Ultimately, prostitutes were viewed as outliers within society. They rejected the ideas and characteristics of what it meant to be a woman by selling sex. Women left prostitution for a variety of reasons – reform, become madams, married and started families, etc. Earlier in the film, Irma judged her mother for leaving prostitution for a man, by the end she did the exact same thing. In the beginning, Irma is proud of her work and corrects Nestor – calling her occupation a career. By the end Nestor tells Irma: “When I first met you, you were a street walker, and now you’re going to be a wife and a mother. Isn’t that a miracle?” While I personally think this line is incredibly insulting – it is a telling line of the belief that women ultimately want one thing – a family. Occupations and careers are just place holders until the man comes in and whisks her away. (We all remember what would have happened to Mary if it wasn’t for George Bailey – *shudder* – a librarian.) In the beginning, Irma rejected any reform efforts – all it took was her falling in love, becoming pregnant, and being proposed to that caused her to reject her life of prostitution and accept the role of respectable womanhood. (5)
Irma La Douce was well received when it first came out in 1963 and is still entertaining today. As I previously stated, the presentation of prostitution and gender throughout the film called to me to write about it. Obviously, the discussion of prostitution is way more complicated than I could touch on in a blog post and the aspirations and desires of women are, as well. I hope you ultimately enjoyed this little analysis and you can catch the film before it leaves Amazon, but I am sure it will be back – shortly!
(1) Patricia Cline Cohen, The Murder of Helen Jewett: The Life and Death of a Prostitute in Ninetenth-Century New York, (New York: Vintage Books, 1999).
(2) The Rosine Association, Reports and Realities From the Sketch-Book of a Manager of the Rosine Association December 1855, (Philadelphia: John Duross, Printer, Black Horse Alley, 1855).; Lori D. Ginzberg, Women and the Work of Benevolence: Morality, Politics, and Class in the Nineteenth-Century United States, (Connecticut: Yale University, 1990).
(3) Timothy J. Gilfoyle, City of Eros: New York City, Prostitution, and the Commercialization of Sex, 1790-1920, (New York: W.W. Norton & Co., 1992).; Anthony Rotundo, American Manhood: Transformation in Masculinity from the Revolution to the Modern Era, (New York: Basic Books, 1994).
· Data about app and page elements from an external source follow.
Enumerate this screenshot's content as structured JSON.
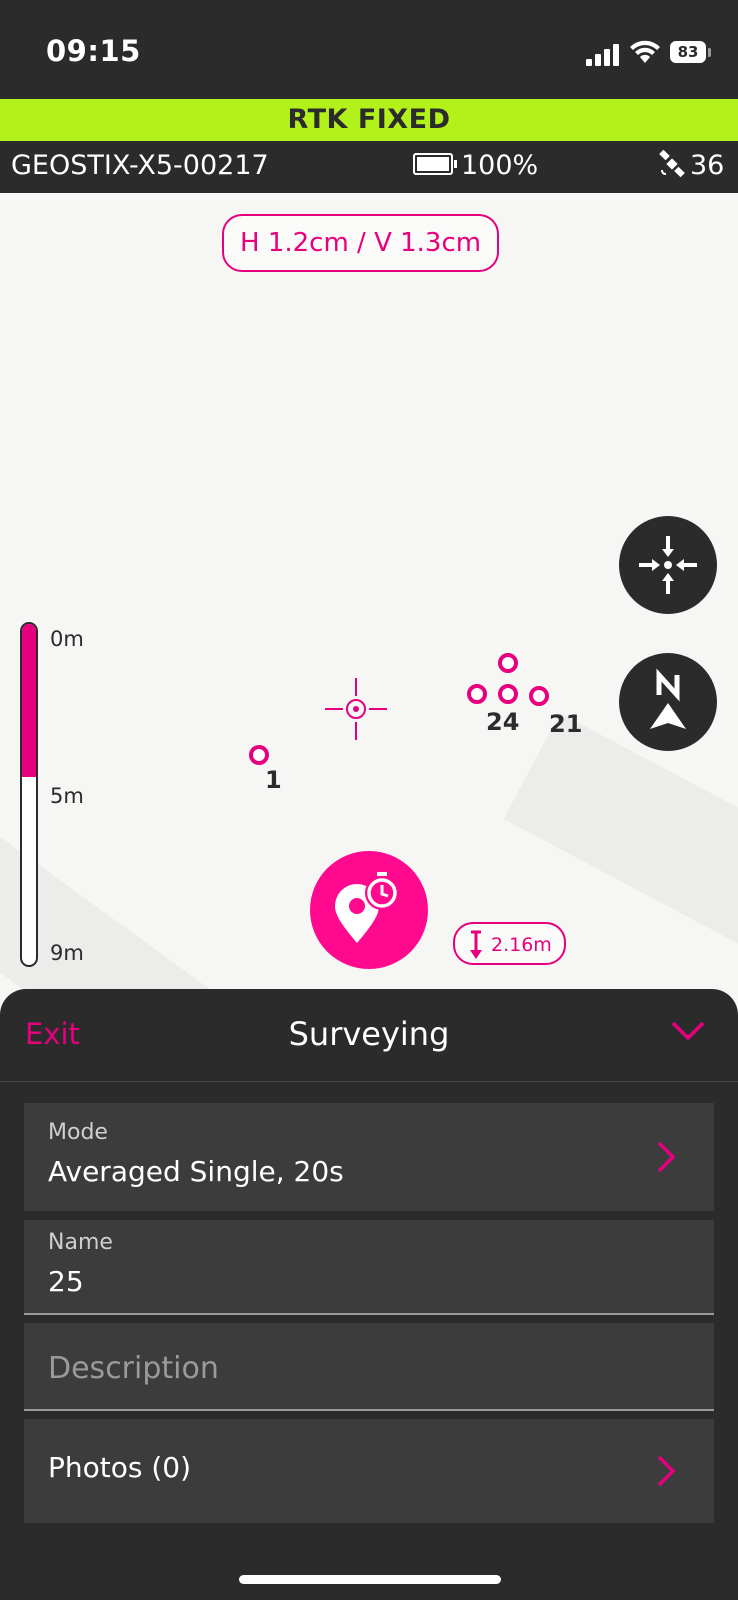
{
  "status_bar": {
    "time": "09:15",
    "phone_battery": "83"
  },
  "rtk_banner": "RTK FIXED",
  "device": {
    "name": "GEOSTIX-X5-00217",
    "battery": "100%",
    "satellites": "36"
  },
  "map": {
    "accuracy": "H 1.2cm / V 1.3cm",
    "depth_scale": {
      "labels": [
        "0m",
        "5m",
        "9m"
      ],
      "fill_fraction": 0.45
    },
    "point_labels": [
      "1",
      "24",
      "21"
    ],
    "antenna_height": "2.16m"
  },
  "sheet": {
    "exit_label": "Exit",
    "title": "Surveying",
    "mode_label": "Mode",
    "mode_value": "Averaged Single, 20s",
    "name_label": "Name",
    "name_value": "25",
    "description_placeholder": "Description",
    "photos_label": "Photos (0)"
  },
  "colors": {
    "accent": "#e6007e",
    "rtk_fixed": "#b2f21a",
    "dark": "#2b2b2b"
  },
  "icons": [
    "signal-icon",
    "wifi-icon",
    "battery-icon",
    "satellite-icon",
    "recenter-icon",
    "north-arrow-icon",
    "record-point-timer-icon",
    "height-arrow-icon",
    "chevron-down-icon",
    "chevron-right-icon"
  ]
}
(4) Patricia Cline Cohen, The Murder of Helen Jewett: The Life and Death of a Prostitute in Ninetenth-Century New York, (New York: Vintage Books, 1999).
(5) Simone de Beauvoir, The Second Sex, (New York: Vintage Books, 2011).